Is there anything a 19th century Anglican Bishop can teach modern Christian parents about training their children? In short, absolutely! As Trinitas parents gather this week for the first Parent Traditio of the new year, they will be discussing a short essay written by J. C. Ryle entitled The Duties of Parents. In it, Bishop Ryle shares seventeen specific directives for Christian parenting that are gospel-centered and rooted in common sense while also practical and encouraging.
Parents unconcerned about their child’s soul and those who have no taste for being admonished toward good works will find no benefit in this essay, but for everyone else, there are plentiful riches easily mined from the words of Bishop Ryle. For example, consider this:
“A true Christian must be no slave to fashion, if he would train his child for heaven. He must not be content to do things merely because they are the custom of the world; to teach them and instruct them in certain ways, merely because it is usual; to allow them to read books of a questionable sort, merely because everybody else reads them; to let them form habits of a doubtful tendency, merely because they are the habits of the day. He must train with an eye to his children’s souls. He must not be ashamed to hear his training called singular and strange. What if it is? The time is short—the fashion of this world passes away. He that has trained his children for heaven, rather than for earth—for God, rather than for man—he is the parent that will be called wise at last.”
Hardly could the task of Christian parenting be made any more plain? Parenting of this sort is profoundly counter-cultural. It flies in the face of the plethora of modern philosophies that deny Christian doctrines of original sin and the ordinary means of grace. Families, churches, and schools must be aligned if children are to be dutifully trained into the Christian faith.

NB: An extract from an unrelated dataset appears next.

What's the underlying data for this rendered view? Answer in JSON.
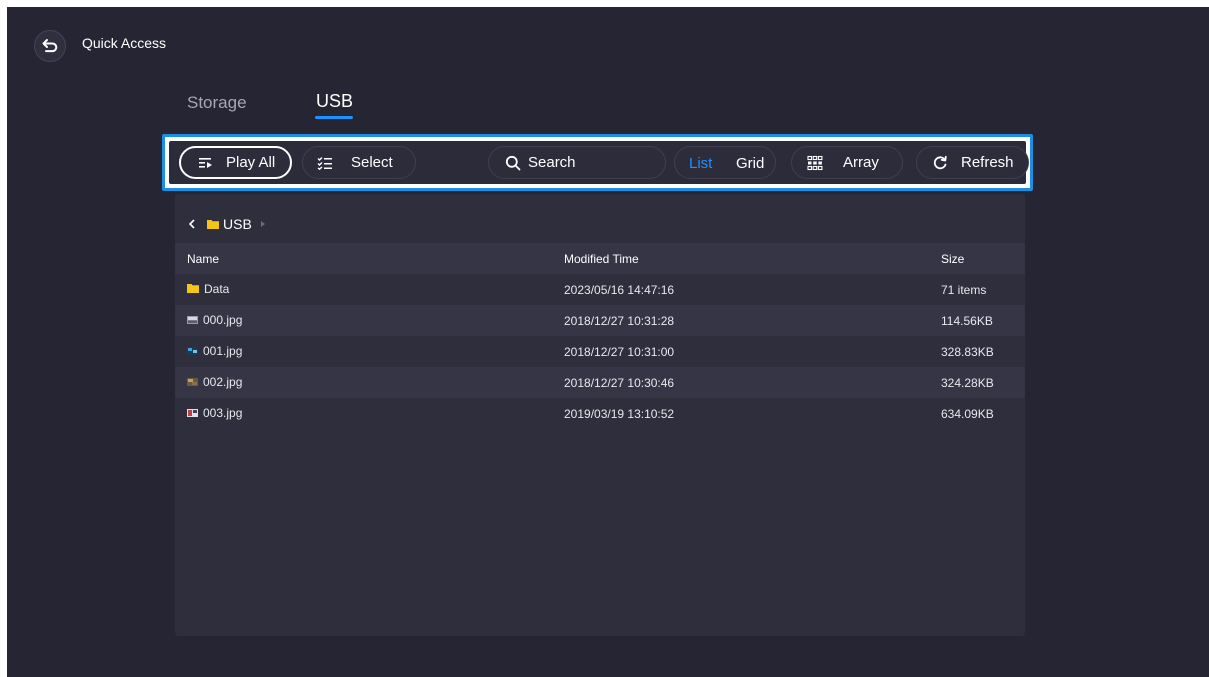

May the Lord be pleased to cause every Christian parent and especially those within the Trinitas community to be motivated by the magnitude of the task before them and the blessings of taking seriously the Duties of Parents.